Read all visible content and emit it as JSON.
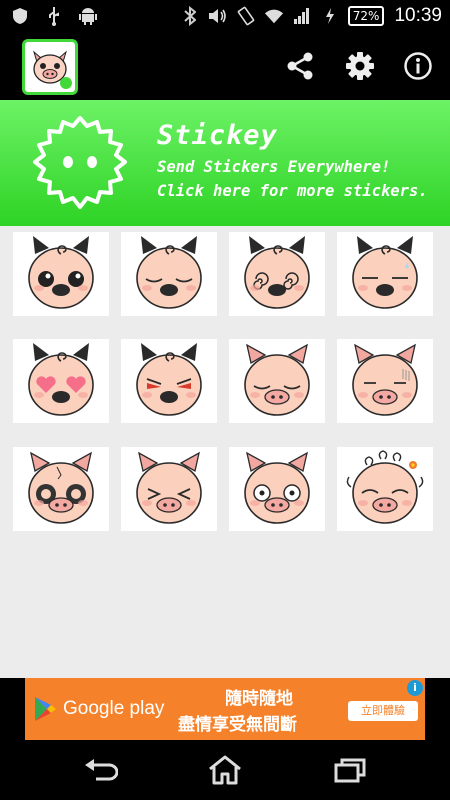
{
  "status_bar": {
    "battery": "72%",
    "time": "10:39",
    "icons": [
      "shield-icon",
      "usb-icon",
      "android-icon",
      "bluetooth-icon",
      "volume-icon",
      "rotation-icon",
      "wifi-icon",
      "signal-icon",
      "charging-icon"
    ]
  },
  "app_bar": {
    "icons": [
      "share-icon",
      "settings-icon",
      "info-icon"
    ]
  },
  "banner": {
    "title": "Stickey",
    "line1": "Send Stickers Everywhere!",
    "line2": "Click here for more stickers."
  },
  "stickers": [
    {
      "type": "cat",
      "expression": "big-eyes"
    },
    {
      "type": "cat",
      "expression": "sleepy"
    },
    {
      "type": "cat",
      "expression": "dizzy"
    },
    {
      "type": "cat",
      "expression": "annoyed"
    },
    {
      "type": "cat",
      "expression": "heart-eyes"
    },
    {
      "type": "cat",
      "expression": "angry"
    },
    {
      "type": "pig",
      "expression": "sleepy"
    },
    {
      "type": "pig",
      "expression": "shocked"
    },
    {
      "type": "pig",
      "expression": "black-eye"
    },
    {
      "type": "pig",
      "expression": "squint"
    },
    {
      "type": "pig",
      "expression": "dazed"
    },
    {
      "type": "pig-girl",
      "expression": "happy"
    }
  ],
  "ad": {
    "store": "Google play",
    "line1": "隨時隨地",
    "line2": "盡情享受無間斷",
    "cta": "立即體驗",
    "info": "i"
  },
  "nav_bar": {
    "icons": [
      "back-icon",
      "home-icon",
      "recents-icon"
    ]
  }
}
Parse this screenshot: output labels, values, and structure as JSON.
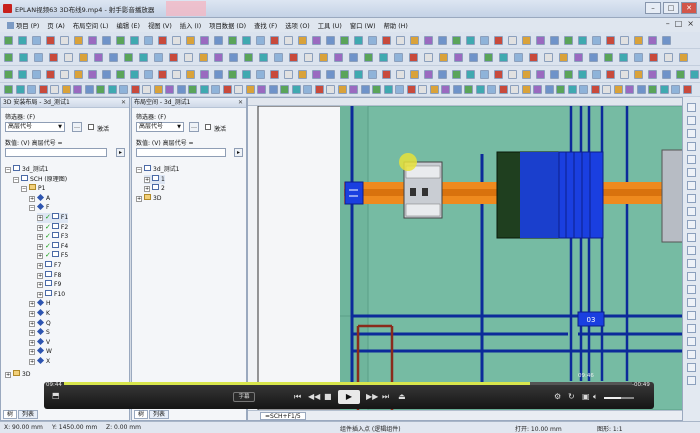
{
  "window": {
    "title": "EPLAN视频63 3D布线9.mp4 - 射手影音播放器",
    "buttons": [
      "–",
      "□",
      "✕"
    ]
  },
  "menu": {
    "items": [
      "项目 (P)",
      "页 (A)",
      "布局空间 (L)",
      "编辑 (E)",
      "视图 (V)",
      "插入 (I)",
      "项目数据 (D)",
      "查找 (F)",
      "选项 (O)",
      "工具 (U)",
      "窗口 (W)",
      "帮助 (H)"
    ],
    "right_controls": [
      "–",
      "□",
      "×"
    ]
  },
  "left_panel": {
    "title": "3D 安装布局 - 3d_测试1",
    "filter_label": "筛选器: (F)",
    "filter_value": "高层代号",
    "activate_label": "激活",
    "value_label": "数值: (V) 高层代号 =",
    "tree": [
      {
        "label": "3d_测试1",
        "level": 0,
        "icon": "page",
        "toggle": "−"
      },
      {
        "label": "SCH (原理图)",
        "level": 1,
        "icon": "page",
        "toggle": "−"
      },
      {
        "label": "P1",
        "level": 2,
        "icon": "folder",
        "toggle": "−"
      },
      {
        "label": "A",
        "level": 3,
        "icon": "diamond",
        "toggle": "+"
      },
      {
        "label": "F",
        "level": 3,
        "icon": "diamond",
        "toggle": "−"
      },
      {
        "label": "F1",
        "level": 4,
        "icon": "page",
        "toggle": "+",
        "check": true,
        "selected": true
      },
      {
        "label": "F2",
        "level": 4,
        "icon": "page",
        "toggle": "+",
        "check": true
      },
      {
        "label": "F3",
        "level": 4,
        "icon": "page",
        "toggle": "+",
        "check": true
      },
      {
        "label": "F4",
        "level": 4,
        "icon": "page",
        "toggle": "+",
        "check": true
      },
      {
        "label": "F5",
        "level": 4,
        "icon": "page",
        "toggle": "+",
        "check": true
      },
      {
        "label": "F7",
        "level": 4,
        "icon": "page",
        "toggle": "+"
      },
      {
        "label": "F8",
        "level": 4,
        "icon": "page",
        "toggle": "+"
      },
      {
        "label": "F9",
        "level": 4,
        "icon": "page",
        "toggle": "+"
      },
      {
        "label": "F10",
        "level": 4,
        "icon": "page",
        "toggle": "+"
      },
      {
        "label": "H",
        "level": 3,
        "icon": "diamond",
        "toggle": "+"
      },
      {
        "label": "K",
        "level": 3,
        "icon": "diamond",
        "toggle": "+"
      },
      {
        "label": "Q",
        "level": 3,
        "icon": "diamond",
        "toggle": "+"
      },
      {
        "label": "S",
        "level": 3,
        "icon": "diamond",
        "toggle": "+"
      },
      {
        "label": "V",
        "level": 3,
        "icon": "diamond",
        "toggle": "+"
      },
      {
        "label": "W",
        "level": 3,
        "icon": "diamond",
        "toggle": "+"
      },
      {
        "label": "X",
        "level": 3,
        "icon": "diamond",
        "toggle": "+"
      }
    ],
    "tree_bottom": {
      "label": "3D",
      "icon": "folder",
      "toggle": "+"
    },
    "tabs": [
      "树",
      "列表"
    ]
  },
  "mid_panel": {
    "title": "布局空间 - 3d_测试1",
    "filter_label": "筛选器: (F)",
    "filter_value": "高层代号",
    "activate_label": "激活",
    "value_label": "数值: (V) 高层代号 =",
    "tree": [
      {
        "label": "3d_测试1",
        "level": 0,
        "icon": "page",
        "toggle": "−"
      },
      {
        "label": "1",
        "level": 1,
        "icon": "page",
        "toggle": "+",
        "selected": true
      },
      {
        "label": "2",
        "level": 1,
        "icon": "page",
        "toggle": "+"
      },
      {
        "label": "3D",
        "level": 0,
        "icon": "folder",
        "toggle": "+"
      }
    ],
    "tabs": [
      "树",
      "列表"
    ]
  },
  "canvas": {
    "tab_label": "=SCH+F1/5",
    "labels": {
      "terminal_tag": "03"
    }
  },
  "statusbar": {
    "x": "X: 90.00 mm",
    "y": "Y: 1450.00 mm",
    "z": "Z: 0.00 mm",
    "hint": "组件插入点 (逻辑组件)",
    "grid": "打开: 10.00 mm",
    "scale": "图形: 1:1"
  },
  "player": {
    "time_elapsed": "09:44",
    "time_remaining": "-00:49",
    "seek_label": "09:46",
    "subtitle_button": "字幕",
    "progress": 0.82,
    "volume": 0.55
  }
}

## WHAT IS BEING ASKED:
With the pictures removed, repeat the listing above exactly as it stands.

## EXERCISE RESULT:
Read all visible content and emit it as JSON.
{
  "status_bar": {
    "battery": "72%",
    "time": "10:39",
    "icons": [
      "shield-icon",
      "usb-icon",
      "android-icon",
      "bluetooth-icon",
      "volume-icon",
      "rotation-icon",
      "wifi-icon",
      "signal-icon",
      "charging-icon"
    ]
  },
  "app_bar": {
    "icons": [
      "share-icon",
      "settings-icon",
      "info-icon"
    ]
  },
  "banner": {
    "title": "Stickey",
    "line1": "Send Stickers Everywhere!",
    "line2": "Click here for more stickers."
  },
  "stickers": [
    {
      "type": "cat",
      "expression": "big-eyes"
    },
    {
      "type": "cat",
      "expression": "sleepy"
    },
    {
      "type": "cat",
      "expression": "dizzy"
    },
    {
      "type": "cat",
      "expression": "annoyed"
    },
    {
      "type": "cat",
      "expression": "heart-eyes"
    },
    {
      "type": "cat",
      "expression": "angry"
    },
    {
      "type": "pig",
      "expression": "sleepy"
    },
    {
      "type": "pig",
      "expression": "shocked"
    },
    {
      "type": "pig",
      "expression": "black-eye"
    },
    {
      "type": "pig",
      "expression": "squint"
    },
    {
      "type": "pig",
      "expression": "dazed"
    },
    {
      "type": "pig-girl",
      "expression": "happy"
    }
  ],
  "ad": {
    "store": "Google play",
    "line1": "隨時隨地",
    "line2": "盡情享受無間斷",
    "cta": "立即體驗",
    "info": "i"
  },
  "nav_bar": {
    "icons": [
      "back-icon",
      "home-icon",
      "recents-icon"
    ]
  }
}
Parse this screenshot: output labels, values, and structure as JSON.
{
  "window": {
    "title": "EPLAN视频63 3D布线9.mp4 - 射手影音播放器",
    "buttons": [
      "–",
      "□",
      "✕"
    ]
  },
  "menu": {
    "items": [
      "项目 (P)",
      "页 (A)",
      "布局空间 (L)",
      "编辑 (E)",
      "视图 (V)",
      "插入 (I)",
      "项目数据 (D)",
      "查找 (F)",
      "选项 (O)",
      "工具 (U)",
      "窗口 (W)",
      "帮助 (H)"
    ],
    "right_controls": [
      "–",
      "□",
      "×"
    ]
  },
  "left_panel": {
    "title": "3D 安装布局 - 3d_测试1",
    "filter_label": "筛选器: (F)",
    "filter_value": "高层代号",
    "activate_label": "激活",
    "value_label": "数值: (V) 高层代号 =",
    "tree": [
      {
        "label": "3d_测试1",
        "level": 0,
        "icon": "page",
        "toggle": "−"
      },
      {
        "label": "SCH (原理图)",
        "level": 1,
        "icon": "page",
        "toggle": "−"
      },
      {
        "label": "P1",
        "level": 2,
        "icon": "folder",
        "toggle": "−"
      },
      {
        "label": "A",
        "level": 3,
        "icon": "diamond",
        "toggle": "+"
      },
      {
        "label": "F",
        "level": 3,
        "icon": "diamond",
        "toggle": "−"
      },
      {
        "label": "F1",
        "level": 4,
        "icon": "page",
        "toggle": "+",
        "check": true,
        "selected": true
      },
      {
        "label": "F2",
        "level": 4,
        "icon": "page",
        "toggle": "+",
        "check": true
      },
      {
        "label": "F3",
        "level": 4,
        "icon": "page",
        "toggle": "+",
        "check": true
      },
      {
        "label": "F4",
        "level": 4,
        "icon": "page",
        "toggle": "+",
        "check": true
      },
      {
        "label": "F5",
        "level": 4,
        "icon": "page",
        "toggle": "+",
        "check": true
      },
      {
        "label": "F7",
        "level": 4,
        "icon": "page",
        "toggle": "+"
      },
      {
        "label": "F8",
        "level": 4,
        "icon": "page",
        "toggle": "+"
      },
      {
        "label": "F9",
        "level": 4,
        "icon": "page",
        "toggle": "+"
      },
      {
        "label": "F10",
        "level": 4,
        "icon": "page",
        "toggle": "+"
      },
      {
        "label": "H",
        "level": 3,
        "icon": "diamond",
        "toggle": "+"
      },
      {
        "label": "K",
        "level": 3,
        "icon": "diamond",
        "toggle": "+"
      },
      {
        "label": "Q",
        "level": 3,
        "icon": "diamond",
        "toggle": "+"
      },
      {
        "label": "S",
        "level": 3,
        "icon": "diamond",
        "toggle": "+"
      },
      {
        "label": "V",
        "level": 3,
        "icon": "diamond",
        "toggle": "+"
      },
      {
        "label": "W",
        "level": 3,
        "icon": "diamond",
        "toggle": "+"
      },
      {
        "label": "X",
        "level": 3,
        "icon": "diamond",
        "toggle": "+"
      }
    ],
    "tree_bottom": {
      "label": "3D",
      "icon": "folder",
      "toggle": "+"
    },
    "tabs": [
      "树",
      "列表"
    ]
  },
  "mid_panel": {
    "title": "布局空间 - 3d_测试1",
    "filter_label": "筛选器: (F)",
    "filter_value": "高层代号",
    "activate_label": "激活",
    "value_label": "数值: (V) 高层代号 =",
    "tree": [
      {
        "label": "3d_测试1",
        "level": 0,
        "icon": "page",
        "toggle": "−"
      },
      {
        "label": "1",
        "level": 1,
        "icon": "page",
        "toggle": "+",
        "selected": true
      },
      {
        "label": "2",
        "level": 1,
        "icon": "page",
        "toggle": "+"
      },
      {
        "label": "3D",
        "level": 0,
        "icon": "folder",
        "toggle": "+"
      }
    ],
    "tabs": [
      "树",
      "列表"
    ]
  },
  "canvas": {
    "tab_label": "=SCH+F1/5",
    "labels": {
      "terminal_tag": "03"
    }
  },
  "statusbar": {
    "x": "X: 90.00 mm",
    "y": "Y: 1450.00 mm",
    "z": "Z: 0.00 mm",
    "hint": "组件插入点 (逻辑组件)",
    "grid": "打开: 10.00 mm",
    "scale": "图形: 1:1"
  },
  "player": {
    "time_elapsed": "09:44",
    "time_remaining": "-00:49",
    "seek_label": "09:46",
    "subtitle_button": "字幕",
    "progress": 0.82,
    "volume": 0.55
  }
}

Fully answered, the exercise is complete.